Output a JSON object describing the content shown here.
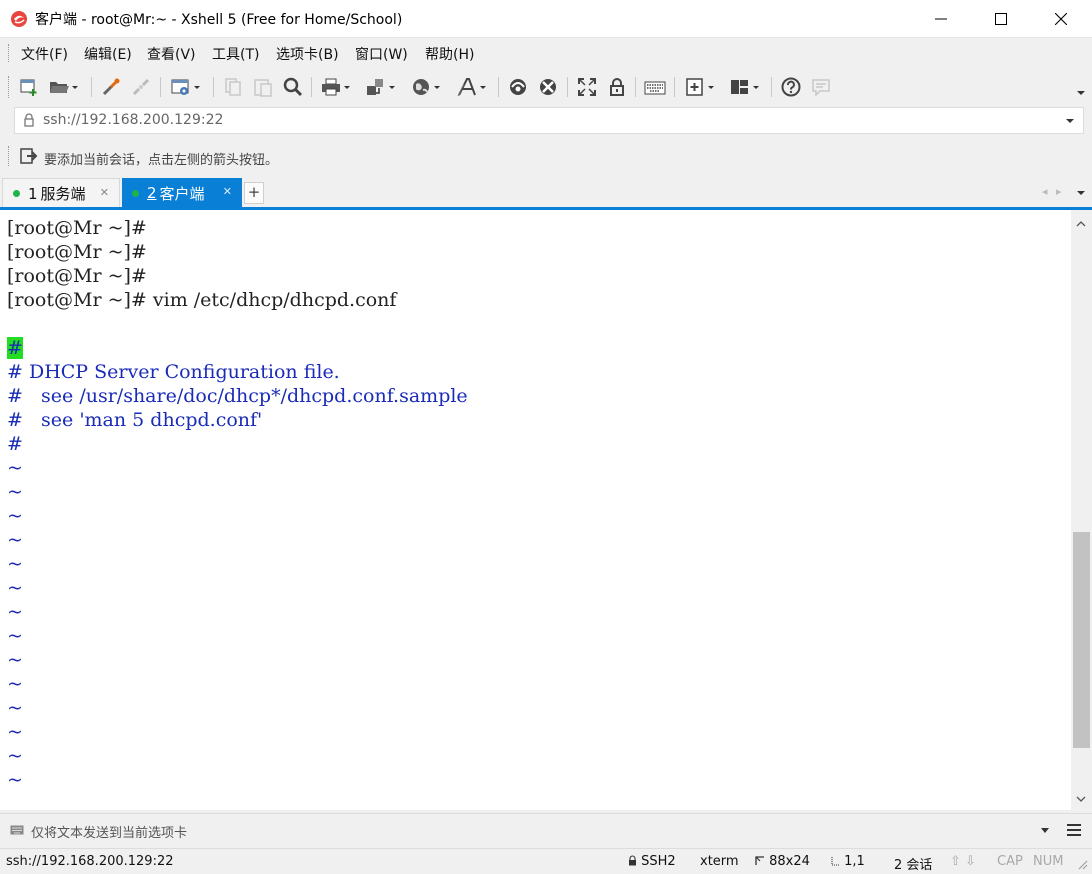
{
  "window": {
    "title": "客户端 - root@Mr:~ - Xshell 5 (Free for Home/School)"
  },
  "menu": [
    "文件(F)",
    "编辑(E)",
    "查看(V)",
    "工具(T)",
    "选项卡(B)",
    "窗口(W)",
    "帮助(H)"
  ],
  "toolbar_icons": [
    "new-session-icon",
    "open-folder-icon",
    "reconnect-icon",
    "disconnect-icon",
    "properties-icon",
    "copy-icon",
    "paste-icon",
    "find-icon",
    "print-icon",
    "transfer-icon",
    "globe-icon",
    "font-icon",
    "xftp-icon",
    "xmanager-icon",
    "fullscreen-icon",
    "lock-icon",
    "keyboard-icon",
    "new-tab-icon",
    "layout-icon",
    "help-icon",
    "chat-icon"
  ],
  "address": {
    "value": "ssh://192.168.200.129:22"
  },
  "links_hint": "要添加当前会话，点击左侧的箭头按钮。",
  "tabs": [
    {
      "number": "1",
      "label": "服务端",
      "active": false
    },
    {
      "number": "2",
      "label": "客户端",
      "active": true
    }
  ],
  "terminal": {
    "lines": [
      "[root@Mr ~]#",
      "[root@Mr ~]#",
      "[root@Mr ~]#",
      "[root@Mr ~]# vim /etc/dhcp/dhcpd.conf",
      "",
      "#",
      "# DHCP Server Configuration file.",
      "#   see /usr/share/doc/dhcp*/dhcpd.conf.sample",
      "#   see 'man 5 dhcpd.conf'",
      "#",
      "~",
      "~",
      "~",
      "~",
      "~",
      "~",
      "~",
      "~",
      "~",
      "~",
      "~",
      "~",
      "~",
      "~"
    ],
    "colors": {
      "background": "#ffffff",
      "shell_text": "#222222",
      "vim_text": "#1a2bb8",
      "cursor": "#22dd22"
    }
  },
  "compose": {
    "placeholder": "仅将文本发送到当前选项卡"
  },
  "status": {
    "connection": "ssh://192.168.200.129:22",
    "protocol": "SSH2",
    "terminal_type": "xterm",
    "size": "88x24",
    "cursor_pos": "1,1",
    "sessions": "2 会话",
    "cap": "CAP",
    "num": "NUM"
  },
  "accent_color": "#0a7fd6"
}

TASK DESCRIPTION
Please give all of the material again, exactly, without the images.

SOLUTION TO THIS EXERCISE
Output a JSON object describing the content shown here.
{
  "window": {
    "title": "客户端 - root@Mr:~ - Xshell 5 (Free for Home/School)"
  },
  "menu": [
    "文件(F)",
    "编辑(E)",
    "查看(V)",
    "工具(T)",
    "选项卡(B)",
    "窗口(W)",
    "帮助(H)"
  ],
  "toolbar_icons": [
    "new-session-icon",
    "open-folder-icon",
    "reconnect-icon",
    "disconnect-icon",
    "properties-icon",
    "copy-icon",
    "paste-icon",
    "find-icon",
    "print-icon",
    "transfer-icon",
    "globe-icon",
    "font-icon",
    "xftp-icon",
    "xmanager-icon",
    "fullscreen-icon",
    "lock-icon",
    "keyboard-icon",
    "new-tab-icon",
    "layout-icon",
    "help-icon",
    "chat-icon"
  ],
  "address": {
    "value": "ssh://192.168.200.129:22"
  },
  "links_hint": "要添加当前会话，点击左侧的箭头按钮。",
  "tabs": [
    {
      "number": "1",
      "label": "服务端",
      "active": false
    },
    {
      "number": "2",
      "label": "客户端",
      "active": true
    }
  ],
  "terminal": {
    "lines": [
      "[root@Mr ~]#",
      "[root@Mr ~]#",
      "[root@Mr ~]#",
      "[root@Mr ~]# vim /etc/dhcp/dhcpd.conf",
      "",
      "#",
      "# DHCP Server Configuration file.",
      "#   see /usr/share/doc/dhcp*/dhcpd.conf.sample",
      "#   see 'man 5 dhcpd.conf'",
      "#",
      "~",
      "~",
      "~",
      "~",
      "~",
      "~",
      "~",
      "~",
      "~",
      "~",
      "~",
      "~",
      "~",
      "~"
    ],
    "colors": {
      "background": "#ffffff",
      "shell_text": "#222222",
      "vim_text": "#1a2bb8",
      "cursor": "#22dd22"
    }
  },
  "compose": {
    "placeholder": "仅将文本发送到当前选项卡"
  },
  "status": {
    "connection": "ssh://192.168.200.129:22",
    "protocol": "SSH2",
    "terminal_type": "xterm",
    "size": "88x24",
    "cursor_pos": "1,1",
    "sessions": "2 会话",
    "cap": "CAP",
    "num": "NUM"
  },
  "accent_color": "#0a7fd6"
}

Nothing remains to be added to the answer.